At the risk of sounding like a broken record, here’s one more Beatles-50th-anniversary-with-a-Westport-twist tale.
Today, Tim Jackson is an assistant professor at the New England Institute of Art’s digital film and video department. He’s a musician, actor and film director.
But on Sunday, February 9, 1964 he was a 14-year-old taking the train from Westport to New York, to watch this new, wildly popular British band perform on “The Ed Sullivan Show.”
Tim got his tickets from the father of his best friend’s girlfriend, who was in advertising. “While hysteria was in the air, and lots of jealousy among our classmates, it didn’t actually dawn on us until decades later that we had witnessed a pivotal moment in American culture,” he writes this month in The ArtsFuse, a Boston online magazine.
When Ed Sullivan introduced the Beatles to America, it was a really big show. (Photo/The ArtsFuse)

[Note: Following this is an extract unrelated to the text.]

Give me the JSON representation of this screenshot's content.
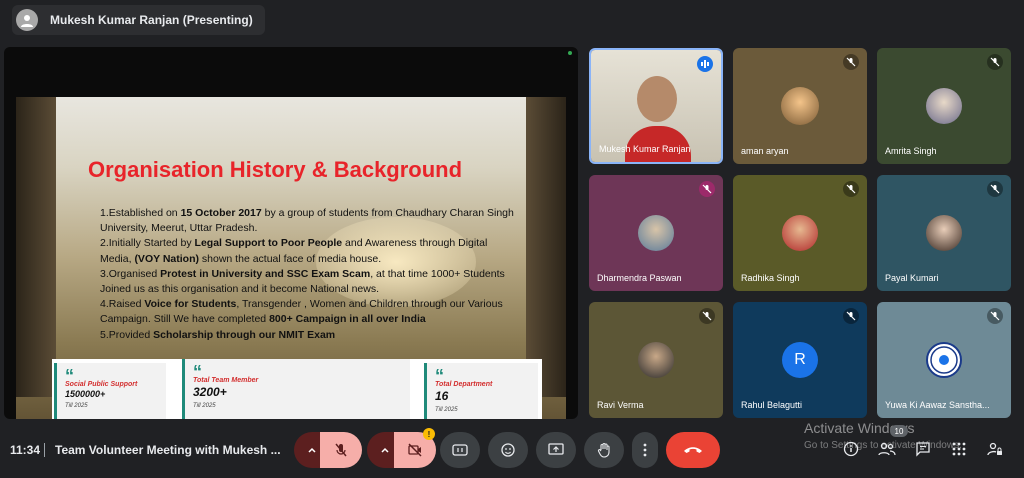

It’s a remarkable story. Tim roams from duck-and-cover drills at Burr Farms Elementary School and an 8mm film he made called ‘The End of the World,” to being kicked out of the Long Lots orchestra for not being serious enough (he was a drummer).

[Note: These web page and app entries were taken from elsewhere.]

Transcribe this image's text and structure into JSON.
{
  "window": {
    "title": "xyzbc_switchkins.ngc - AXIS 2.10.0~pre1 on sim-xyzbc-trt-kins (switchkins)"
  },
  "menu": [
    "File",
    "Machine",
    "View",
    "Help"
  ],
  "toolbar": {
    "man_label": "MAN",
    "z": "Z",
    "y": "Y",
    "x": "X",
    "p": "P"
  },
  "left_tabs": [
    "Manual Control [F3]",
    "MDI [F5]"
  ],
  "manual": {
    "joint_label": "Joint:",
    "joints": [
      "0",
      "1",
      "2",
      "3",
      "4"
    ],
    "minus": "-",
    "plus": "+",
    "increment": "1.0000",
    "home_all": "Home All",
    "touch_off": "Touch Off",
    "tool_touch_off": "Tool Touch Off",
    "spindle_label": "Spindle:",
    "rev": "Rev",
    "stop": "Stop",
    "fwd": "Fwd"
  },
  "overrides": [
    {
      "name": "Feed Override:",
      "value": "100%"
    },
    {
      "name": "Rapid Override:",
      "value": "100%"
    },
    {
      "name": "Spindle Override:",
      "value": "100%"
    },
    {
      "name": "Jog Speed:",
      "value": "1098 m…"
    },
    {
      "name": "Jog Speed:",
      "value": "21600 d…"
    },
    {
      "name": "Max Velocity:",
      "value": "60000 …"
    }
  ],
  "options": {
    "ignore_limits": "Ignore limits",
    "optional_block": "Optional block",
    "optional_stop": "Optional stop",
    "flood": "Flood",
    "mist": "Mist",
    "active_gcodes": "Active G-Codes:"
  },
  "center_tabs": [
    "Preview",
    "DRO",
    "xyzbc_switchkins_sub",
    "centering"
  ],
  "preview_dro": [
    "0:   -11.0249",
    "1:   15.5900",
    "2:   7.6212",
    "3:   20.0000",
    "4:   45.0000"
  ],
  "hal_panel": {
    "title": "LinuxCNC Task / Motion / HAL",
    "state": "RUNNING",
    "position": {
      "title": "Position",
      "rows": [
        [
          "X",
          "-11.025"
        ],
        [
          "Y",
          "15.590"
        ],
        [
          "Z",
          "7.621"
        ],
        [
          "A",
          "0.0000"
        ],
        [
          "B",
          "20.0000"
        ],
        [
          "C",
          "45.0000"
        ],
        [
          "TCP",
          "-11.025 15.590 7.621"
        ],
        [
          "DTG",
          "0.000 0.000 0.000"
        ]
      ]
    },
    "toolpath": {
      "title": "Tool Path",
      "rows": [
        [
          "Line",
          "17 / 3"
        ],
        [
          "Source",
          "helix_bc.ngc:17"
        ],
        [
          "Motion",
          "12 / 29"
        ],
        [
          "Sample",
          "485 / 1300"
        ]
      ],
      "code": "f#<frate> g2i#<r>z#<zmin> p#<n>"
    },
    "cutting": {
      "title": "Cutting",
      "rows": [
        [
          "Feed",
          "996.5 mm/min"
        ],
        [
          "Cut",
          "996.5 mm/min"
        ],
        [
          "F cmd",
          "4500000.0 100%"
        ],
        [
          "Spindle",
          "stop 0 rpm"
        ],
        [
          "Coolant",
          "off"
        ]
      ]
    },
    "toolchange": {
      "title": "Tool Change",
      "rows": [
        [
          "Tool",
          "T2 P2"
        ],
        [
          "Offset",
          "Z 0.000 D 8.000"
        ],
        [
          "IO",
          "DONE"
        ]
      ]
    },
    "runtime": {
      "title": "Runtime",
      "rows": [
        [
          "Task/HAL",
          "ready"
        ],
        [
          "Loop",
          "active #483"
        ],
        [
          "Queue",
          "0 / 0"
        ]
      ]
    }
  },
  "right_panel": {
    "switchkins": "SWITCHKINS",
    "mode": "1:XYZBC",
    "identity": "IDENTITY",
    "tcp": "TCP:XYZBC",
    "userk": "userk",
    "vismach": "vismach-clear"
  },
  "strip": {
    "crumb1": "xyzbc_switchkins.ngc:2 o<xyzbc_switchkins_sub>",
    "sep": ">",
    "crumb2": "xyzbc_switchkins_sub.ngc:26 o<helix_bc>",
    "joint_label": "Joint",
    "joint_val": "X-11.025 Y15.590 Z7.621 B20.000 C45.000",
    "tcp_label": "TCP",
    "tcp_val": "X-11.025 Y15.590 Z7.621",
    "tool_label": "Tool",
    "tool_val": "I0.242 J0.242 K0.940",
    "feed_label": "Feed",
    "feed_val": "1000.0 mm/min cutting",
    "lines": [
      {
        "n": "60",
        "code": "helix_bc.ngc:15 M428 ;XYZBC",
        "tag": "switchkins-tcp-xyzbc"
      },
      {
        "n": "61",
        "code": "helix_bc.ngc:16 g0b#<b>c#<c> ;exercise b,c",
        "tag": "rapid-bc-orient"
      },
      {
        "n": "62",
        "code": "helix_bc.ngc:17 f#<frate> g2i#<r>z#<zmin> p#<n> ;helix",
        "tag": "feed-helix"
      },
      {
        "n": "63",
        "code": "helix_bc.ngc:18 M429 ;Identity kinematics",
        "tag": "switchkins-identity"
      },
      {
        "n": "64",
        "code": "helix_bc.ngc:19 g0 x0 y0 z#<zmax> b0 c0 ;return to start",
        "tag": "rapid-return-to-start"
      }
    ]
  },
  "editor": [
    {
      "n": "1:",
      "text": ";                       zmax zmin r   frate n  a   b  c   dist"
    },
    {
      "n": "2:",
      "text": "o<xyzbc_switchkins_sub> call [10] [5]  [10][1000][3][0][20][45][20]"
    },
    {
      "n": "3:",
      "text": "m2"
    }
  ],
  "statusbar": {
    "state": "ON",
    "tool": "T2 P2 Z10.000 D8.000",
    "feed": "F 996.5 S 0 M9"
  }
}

He “barely” remembers the other acts on the Beatles’ “Ed Sullivan Show” — which included the Broadway cast of “Oliver!” with future Monkee Davy Jones (who knew?), singer Tessie O’Shea, the usual Ed Sullivan acrobats, and actor Frank Gorshin (who later moved to Westport).
But he does remember the stage as “vivid shades of blue and black and gray” (and “smaller than our school auditorium”). Ringo “looked precarious on that tiny riser.”
And there, sitting right in front of Tim, were 2 teenage girls, screaming just like all the others. Their names: Julie and Tricia Nixon.
Tim Jackson playing drums with Abraxis, in Ithaca, NY.
Tim went on to have more memorable experiences. In 1965 he was at the Newport Folk Festival when Bob Dylan plugged in his electric guitar. At Staples, his band opened for the Rascals. When the Yardbirds (with Jeff Beck and Jimmy Page) played Staples, they and the Chain Reaction (with Steve Talerico, who later changed his name to Steve Tyler) used Tim’s band’s sound system.
Over the next 10 years Tim played in bands that opened for BB King, The Mahavishnu Orchestra, Iggy and the Stooges, the Chambers Brothers, Aerosmith, J. Geils, Manfred Mann, Bruce Springsteen, Little Feat and Grand Funk Railroad.
Tim still plays drums at occasional gigs. Music has influenced his life in countless ways, he says.
And it all started when he bought that ticket to ride a train from Westport to New York, 50 years ago today.
(To read Tim Jackson’s entire story in The ArtsFuse, click here.)
Tim Jackson today.